## WHAT THE TASK REQUIRES
Examine the data below and state how many lines contain "this", offering no other words.
═════ PROVIDED RECORDS
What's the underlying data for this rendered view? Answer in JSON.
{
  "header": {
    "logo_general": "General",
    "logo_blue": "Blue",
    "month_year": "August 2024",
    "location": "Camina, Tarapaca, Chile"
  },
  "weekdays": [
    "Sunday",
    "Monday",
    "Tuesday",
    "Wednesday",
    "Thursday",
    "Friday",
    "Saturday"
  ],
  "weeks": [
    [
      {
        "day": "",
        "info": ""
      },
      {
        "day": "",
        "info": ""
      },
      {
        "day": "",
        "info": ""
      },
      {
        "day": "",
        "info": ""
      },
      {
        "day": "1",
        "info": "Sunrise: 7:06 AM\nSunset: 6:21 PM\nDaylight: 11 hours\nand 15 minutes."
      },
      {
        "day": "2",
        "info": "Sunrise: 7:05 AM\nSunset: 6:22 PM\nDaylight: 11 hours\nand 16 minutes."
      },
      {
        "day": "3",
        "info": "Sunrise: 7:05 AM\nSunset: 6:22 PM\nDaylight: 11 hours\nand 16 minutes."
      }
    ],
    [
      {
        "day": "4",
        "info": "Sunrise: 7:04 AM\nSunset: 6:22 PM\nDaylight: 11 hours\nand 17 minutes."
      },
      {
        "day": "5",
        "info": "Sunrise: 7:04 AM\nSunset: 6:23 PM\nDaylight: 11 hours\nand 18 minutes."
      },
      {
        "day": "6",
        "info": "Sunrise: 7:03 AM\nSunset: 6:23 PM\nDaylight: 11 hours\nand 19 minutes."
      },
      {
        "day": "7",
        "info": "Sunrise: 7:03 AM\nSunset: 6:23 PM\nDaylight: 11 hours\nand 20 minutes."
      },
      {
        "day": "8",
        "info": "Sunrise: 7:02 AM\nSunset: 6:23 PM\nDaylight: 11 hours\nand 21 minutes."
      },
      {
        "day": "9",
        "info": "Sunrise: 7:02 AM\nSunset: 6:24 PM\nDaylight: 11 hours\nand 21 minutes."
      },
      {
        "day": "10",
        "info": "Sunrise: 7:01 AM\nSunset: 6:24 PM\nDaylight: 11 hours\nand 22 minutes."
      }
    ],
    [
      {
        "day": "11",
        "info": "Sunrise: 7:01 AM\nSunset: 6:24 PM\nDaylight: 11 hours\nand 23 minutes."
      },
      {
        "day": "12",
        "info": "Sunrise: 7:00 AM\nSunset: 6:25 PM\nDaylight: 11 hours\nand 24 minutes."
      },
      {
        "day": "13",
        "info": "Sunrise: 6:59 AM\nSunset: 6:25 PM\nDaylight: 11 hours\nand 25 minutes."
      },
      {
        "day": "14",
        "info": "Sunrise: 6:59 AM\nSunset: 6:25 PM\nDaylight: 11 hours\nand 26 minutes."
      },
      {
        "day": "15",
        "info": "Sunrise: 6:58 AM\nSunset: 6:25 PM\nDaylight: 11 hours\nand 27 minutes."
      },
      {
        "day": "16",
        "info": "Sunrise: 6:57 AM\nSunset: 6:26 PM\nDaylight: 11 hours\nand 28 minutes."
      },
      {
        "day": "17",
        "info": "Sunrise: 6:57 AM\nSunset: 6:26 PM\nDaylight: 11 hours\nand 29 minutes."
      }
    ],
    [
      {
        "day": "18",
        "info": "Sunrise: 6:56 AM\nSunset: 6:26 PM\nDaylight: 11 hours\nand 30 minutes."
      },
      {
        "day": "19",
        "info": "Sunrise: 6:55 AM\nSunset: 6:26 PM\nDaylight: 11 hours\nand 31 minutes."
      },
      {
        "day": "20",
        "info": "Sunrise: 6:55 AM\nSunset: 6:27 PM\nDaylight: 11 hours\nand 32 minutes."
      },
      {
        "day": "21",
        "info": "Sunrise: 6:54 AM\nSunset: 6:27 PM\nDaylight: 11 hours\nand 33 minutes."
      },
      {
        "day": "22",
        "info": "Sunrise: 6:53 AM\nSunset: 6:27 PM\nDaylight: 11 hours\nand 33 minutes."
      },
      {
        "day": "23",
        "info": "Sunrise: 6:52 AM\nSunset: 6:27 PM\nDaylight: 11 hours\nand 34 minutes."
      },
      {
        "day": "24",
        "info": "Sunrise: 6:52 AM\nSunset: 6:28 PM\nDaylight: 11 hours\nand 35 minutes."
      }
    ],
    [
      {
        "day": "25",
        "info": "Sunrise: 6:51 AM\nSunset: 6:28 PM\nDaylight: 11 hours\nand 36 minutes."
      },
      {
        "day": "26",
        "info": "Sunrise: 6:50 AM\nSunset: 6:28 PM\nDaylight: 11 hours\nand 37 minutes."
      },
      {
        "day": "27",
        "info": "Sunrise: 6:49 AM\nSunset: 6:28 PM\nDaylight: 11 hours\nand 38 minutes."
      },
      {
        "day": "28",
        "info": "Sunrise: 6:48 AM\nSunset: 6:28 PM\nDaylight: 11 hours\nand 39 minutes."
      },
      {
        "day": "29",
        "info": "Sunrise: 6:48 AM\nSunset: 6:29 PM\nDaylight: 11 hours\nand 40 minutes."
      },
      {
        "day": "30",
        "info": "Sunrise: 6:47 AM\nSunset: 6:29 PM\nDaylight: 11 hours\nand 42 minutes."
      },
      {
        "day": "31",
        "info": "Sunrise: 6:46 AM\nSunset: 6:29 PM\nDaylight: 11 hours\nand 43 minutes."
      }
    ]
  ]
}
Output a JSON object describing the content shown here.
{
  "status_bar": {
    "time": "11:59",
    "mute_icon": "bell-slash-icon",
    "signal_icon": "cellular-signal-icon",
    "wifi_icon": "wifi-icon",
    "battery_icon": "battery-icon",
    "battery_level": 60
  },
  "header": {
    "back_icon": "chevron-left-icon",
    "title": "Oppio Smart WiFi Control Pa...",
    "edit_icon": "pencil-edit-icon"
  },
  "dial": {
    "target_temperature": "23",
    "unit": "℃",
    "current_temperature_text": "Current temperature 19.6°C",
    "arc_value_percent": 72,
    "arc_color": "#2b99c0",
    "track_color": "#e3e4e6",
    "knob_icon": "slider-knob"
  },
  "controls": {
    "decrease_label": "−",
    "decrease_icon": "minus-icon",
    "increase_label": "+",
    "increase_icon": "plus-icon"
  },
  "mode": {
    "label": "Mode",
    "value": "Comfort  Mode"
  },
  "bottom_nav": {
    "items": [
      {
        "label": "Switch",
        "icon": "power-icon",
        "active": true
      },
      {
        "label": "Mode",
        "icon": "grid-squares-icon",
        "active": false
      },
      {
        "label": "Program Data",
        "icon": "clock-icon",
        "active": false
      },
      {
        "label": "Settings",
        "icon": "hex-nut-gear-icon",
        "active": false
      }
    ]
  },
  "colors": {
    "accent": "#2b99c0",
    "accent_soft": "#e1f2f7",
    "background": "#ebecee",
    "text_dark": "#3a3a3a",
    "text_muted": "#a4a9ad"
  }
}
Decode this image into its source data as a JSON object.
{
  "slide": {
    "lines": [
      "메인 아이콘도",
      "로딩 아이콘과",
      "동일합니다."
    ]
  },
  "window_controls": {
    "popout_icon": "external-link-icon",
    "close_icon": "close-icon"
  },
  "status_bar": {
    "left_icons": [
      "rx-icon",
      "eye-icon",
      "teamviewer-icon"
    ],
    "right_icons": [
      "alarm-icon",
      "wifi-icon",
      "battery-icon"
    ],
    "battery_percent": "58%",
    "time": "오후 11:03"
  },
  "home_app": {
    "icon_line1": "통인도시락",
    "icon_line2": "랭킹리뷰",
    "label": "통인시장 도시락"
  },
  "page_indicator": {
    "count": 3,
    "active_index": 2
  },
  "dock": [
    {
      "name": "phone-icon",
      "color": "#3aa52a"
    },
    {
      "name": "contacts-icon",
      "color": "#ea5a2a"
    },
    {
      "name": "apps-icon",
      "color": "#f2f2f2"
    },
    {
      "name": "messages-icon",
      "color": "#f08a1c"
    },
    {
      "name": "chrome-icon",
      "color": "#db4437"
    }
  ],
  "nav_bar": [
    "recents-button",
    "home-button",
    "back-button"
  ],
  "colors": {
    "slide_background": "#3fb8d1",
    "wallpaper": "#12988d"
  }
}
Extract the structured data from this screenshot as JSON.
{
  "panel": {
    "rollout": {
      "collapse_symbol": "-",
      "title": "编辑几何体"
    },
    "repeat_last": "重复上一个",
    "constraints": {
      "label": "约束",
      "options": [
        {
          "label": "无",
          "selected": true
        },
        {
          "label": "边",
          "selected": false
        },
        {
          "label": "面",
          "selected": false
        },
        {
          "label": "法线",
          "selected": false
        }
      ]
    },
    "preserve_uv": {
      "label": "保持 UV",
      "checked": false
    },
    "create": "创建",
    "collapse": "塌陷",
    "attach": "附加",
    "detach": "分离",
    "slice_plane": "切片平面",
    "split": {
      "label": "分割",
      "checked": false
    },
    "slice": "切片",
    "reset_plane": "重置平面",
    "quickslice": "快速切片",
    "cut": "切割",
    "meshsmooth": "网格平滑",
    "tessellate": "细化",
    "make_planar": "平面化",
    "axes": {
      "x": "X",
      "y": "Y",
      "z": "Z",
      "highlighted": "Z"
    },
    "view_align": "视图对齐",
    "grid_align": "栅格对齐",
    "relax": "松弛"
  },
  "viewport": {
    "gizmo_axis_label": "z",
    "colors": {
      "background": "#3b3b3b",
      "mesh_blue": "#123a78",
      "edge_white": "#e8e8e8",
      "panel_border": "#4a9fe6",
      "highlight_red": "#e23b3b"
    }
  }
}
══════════
## EXERCISE RESPONSE
3